Biodiversity Outcomes

Peter Kareiva

  • Director, Institute of the Environment and Sustainability, University of California-Los Angeles
  • Chair, Science Cabinet, The Nature Conservancy

Resilient cities, resilient communities, resilient agriculture have become a common environmental meme. But what do the data tell us? A review of social science studies as well as ecological measurements following massive environmental depredations suggests a different view. Resilience too often implies returning to some previous state that in a relentlessly changing world is simply not possible. An alternative way of thinking about the problem is to promote “resourcefulness” and directed change.

Prior to his appointment at the University of California-Los Angeles, Peter Kareiva was Chief Scientist at The Nature Conservancy for a dozen years, Director of the Division of Conservation Biology at National Oceanic and Atmospheric Administration’s fisheries lab in Seattle for three years, and a Professor of Zoology at the University of Washington for twenty years. Peter began his career as a mathematical biologist who also did fieldwork on plants and insects around the world. His early work focused on ecological theory and he gradually shifted to agriculture, biotechnology, risk assessment, and conservation. He now mixes policy and social science with natural science, and further believes that today’s environmental challenges require a strong dose of the humanities and private sector engagement.

Never by himself, but with terrific colleagues and the support of generous philanthropists, he co-founded the Natural Capital Project, NatureNet Fellows, and Science for Nature and People or SNAP. He has written or edited nine books and nearly 200 articles, including a conservation biology textbook. He is a fellow of the American Academy of Arts and Sciences and a member of the National Academy of Science. It all began with education at a Jesuit High School in upstate New York, followed by Duke University, and a PhD from Cornell University in 1981. There were interludes of consulting for engineering firms and for the Food and Agriculture Organization for the United Nations and the United Nations Environmental Programme, and some teaching overseas—always driven by a certain wanderlust.
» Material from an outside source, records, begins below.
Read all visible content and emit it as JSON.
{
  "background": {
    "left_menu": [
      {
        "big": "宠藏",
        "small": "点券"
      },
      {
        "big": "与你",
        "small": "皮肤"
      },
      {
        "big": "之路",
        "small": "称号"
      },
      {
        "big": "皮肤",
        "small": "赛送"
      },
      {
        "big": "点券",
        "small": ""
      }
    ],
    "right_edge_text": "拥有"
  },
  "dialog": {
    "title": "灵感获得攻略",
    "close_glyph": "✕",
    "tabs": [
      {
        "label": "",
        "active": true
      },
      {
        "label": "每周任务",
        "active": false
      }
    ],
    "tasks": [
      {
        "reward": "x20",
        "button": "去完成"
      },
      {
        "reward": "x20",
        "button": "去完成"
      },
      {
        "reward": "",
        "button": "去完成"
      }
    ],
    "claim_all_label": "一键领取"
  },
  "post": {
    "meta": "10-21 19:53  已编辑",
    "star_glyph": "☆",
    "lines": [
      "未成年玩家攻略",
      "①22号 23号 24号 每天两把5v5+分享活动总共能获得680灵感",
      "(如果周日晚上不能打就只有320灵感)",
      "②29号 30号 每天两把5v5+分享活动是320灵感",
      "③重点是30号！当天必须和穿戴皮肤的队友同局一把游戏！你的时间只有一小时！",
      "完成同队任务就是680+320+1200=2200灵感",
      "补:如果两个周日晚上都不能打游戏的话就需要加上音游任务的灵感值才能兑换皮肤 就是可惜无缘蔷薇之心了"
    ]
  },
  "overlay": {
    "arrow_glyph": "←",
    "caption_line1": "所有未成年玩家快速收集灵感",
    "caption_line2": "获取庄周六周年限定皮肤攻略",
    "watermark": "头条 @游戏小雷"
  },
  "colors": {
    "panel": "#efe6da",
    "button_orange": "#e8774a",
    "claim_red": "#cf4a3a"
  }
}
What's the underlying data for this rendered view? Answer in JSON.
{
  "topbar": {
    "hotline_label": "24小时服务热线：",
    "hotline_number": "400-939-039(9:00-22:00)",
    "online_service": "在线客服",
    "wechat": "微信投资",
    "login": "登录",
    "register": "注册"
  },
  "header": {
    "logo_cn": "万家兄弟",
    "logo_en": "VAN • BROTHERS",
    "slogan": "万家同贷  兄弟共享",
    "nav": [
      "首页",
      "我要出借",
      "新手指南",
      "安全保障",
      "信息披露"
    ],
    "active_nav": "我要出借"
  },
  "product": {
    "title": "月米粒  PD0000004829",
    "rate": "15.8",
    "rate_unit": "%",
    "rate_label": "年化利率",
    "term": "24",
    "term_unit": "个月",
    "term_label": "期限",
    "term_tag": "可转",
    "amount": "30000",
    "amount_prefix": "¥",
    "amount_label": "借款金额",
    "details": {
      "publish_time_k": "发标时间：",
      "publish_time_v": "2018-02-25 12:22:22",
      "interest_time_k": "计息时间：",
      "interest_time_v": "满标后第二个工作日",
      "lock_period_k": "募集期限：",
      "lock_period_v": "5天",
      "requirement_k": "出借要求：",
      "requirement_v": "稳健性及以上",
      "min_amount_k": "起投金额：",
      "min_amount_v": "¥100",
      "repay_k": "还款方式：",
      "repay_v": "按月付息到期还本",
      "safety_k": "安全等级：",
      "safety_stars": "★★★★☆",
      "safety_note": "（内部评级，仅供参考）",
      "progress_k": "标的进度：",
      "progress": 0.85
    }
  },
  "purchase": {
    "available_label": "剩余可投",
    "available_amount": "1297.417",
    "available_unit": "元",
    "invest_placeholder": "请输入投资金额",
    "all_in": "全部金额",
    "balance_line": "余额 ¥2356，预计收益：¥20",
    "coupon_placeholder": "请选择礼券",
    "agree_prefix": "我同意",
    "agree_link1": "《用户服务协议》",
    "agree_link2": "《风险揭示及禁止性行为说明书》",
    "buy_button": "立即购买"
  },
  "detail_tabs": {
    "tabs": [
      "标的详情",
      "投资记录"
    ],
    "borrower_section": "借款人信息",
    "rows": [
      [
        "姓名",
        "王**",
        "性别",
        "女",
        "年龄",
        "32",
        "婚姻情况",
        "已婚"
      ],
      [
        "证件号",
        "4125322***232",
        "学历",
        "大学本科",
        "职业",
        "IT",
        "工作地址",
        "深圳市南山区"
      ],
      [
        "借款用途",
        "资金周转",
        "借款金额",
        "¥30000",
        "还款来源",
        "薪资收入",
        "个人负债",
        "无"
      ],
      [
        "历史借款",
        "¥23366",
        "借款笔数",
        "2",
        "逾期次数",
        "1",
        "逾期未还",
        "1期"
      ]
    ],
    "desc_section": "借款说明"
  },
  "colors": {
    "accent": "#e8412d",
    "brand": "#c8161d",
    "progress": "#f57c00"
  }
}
Lunch will be provided.

Registration has reached capacity. Please arrive early to ensure your seat.

Wednesday, October 28, 2015
1:30 - 3:30 p.m.